== Career ==

Latest revision as of 21:34, 23 May 2020

Richard Price '47

Date of birth: unknown

Date of death: June 20, 1853

Age: unknown

Loss

Richard died of an unspecified illness on June 20, 1853 while aboard "storeship Lexington, at sea." (Information from an application by an heir — in 1901 — for $100 of back pay owned Richard. The application was located by volunteer Kathy Franz.)

USS Lexington (1825) was two days from New York, sailing to join Commodore Perry's expedition to Japan, when Richard was lost.

He was born in, and appointed to the Naval Academy from, Maryland.

Biography

From researcher Kathy Franz:

After graduating from the Academy, Richard asked that he and midshipman Alonzo Jackson (Class of 1847) be assigned together. Richard was on leave in Cumberland, Maryland, when he was assigned to the Taney. From 1849 to 1851, he was at the National Observatory, on the Congress and the St. Louis when he became ill with rheumatism and went to Hagerstown, Maryland. He came down with the flu in early 1853 in Cumberland. He wrote the Navy requesting not to be sent to Brazil anymore because of his rheumatism, and he was ordered to the Lexington. Because he lost the use of his right arm from rheumatism, he was unable to shave and asked permission to grow a beard which was against regulations. In May, he wrote that if his ship encountered the Ringgold expedition, he requested permission to bump off a lesser ranked man.

Since Richard visited both Cumberland and Hagerstown, I believe he was one of the five sons of William and Marian (Bruce) Price who lived in both cities. William was an attorney as was his son G. B. M. Price. (Note he had two middle initials as Richard had.) Another son was the famous architect Bruce Price, and his daughter was the famous etiquette authority Emily Post.

Career

From the Naval History and Heritage Command:

Midshipman, 9 September, 1841. Passed Midshipman, 10 August, 1847. Died 20 June, 1853.

Navy Directories & Officer Registers

The "Register of Commissioned and Warrant Officers of the United States Navy and Marine Corps" was published annually from 1815 through at least the 1970s; it provided rank, command or station, and occasionally billet until the beginning of World War II when command/station was no longer included. Scanned copies were reviewed and data entered from the mid-1840s through 1922, when more-frequent Navy Directories were available.

The Navy Directory was a publication that provided information on the command, billet, and rank of every active and retired naval officer. Single editions have been found online from January 1915 and March 1918, and then from three to six editions per year from 1923 through 1940; the final edition is from April 1941.

The entries in both series of documents are sometimes cryptic and confusing.
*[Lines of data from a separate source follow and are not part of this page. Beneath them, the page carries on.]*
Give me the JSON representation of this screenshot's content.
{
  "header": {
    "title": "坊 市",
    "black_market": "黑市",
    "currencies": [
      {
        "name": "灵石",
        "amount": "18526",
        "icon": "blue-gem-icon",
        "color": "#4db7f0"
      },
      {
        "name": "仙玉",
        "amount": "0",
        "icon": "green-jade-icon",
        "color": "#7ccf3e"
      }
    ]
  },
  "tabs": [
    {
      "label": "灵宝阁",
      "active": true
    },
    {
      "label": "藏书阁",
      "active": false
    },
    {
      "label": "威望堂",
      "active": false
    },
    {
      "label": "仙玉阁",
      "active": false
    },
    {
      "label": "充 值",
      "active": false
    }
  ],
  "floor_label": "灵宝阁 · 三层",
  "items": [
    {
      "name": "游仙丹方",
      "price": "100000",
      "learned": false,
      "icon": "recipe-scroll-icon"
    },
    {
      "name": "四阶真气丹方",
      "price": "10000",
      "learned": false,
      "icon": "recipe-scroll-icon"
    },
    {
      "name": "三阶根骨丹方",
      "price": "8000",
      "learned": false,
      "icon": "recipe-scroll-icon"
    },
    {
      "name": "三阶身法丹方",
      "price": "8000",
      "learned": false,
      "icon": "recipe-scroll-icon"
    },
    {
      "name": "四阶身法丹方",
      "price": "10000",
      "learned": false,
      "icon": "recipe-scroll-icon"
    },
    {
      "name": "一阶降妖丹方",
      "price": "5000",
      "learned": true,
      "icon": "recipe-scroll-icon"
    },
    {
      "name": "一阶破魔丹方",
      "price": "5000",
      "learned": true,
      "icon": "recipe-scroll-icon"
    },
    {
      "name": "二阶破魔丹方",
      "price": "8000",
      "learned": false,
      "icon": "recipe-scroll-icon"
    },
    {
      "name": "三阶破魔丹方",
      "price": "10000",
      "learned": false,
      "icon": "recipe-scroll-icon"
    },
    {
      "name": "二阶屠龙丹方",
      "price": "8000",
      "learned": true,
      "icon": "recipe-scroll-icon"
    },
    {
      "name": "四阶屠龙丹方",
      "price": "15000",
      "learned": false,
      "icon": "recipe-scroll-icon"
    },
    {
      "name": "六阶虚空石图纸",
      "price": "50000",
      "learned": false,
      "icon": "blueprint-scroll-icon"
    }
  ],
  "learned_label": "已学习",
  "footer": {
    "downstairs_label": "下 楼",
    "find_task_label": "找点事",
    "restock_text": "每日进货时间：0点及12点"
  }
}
They are often inconsistent, even within an edition, with the name of commands; this is especially true for aviation squadrons in the 1920s and early 1930s.

Alumni listed at the same command may or may not have had significant interactions; they could have shared a stateroom or workspace, stood many hours of watch together… or, especially at the larger commands, they might not have known each other at all. The information provides the opportunity to draw connections that are otherwise invisible, though, and gives a fuller view of the professional experiences of these alumni in Memorial Hall.

September 1842

Midshipman, on leave


Others at this command:

January 1843

Midshipman, Brig Bainbridge

October 1843

Midshipman, Brig Bainbridge

January 1844

Midshipman, Brig Bainbridge

January 1846

Midshipman, Frigate Raritan


Others at this command:

January 1848

Passed Midshipman, Schooner Taney


Others at this command:

January 1849

Passed Midshipman, Schooner Taney

January 1850

Passed Midshipman, Observatory, Washington


Others at this command:

January 1851

Passed Midshipman, Frigate Congress


Others at this command:

January 1852

Passed Midshipman, waiting orders

January 1853

Passed Midshipman, waiting orders



Class of 1847

Richard is one of 31 members of the Class of 1847 on Virtual Memorial Hall.

The "category" links below lead to lists of related Honorees; use them to explore further the service and sacrifice of the alumni in Memorial Hall.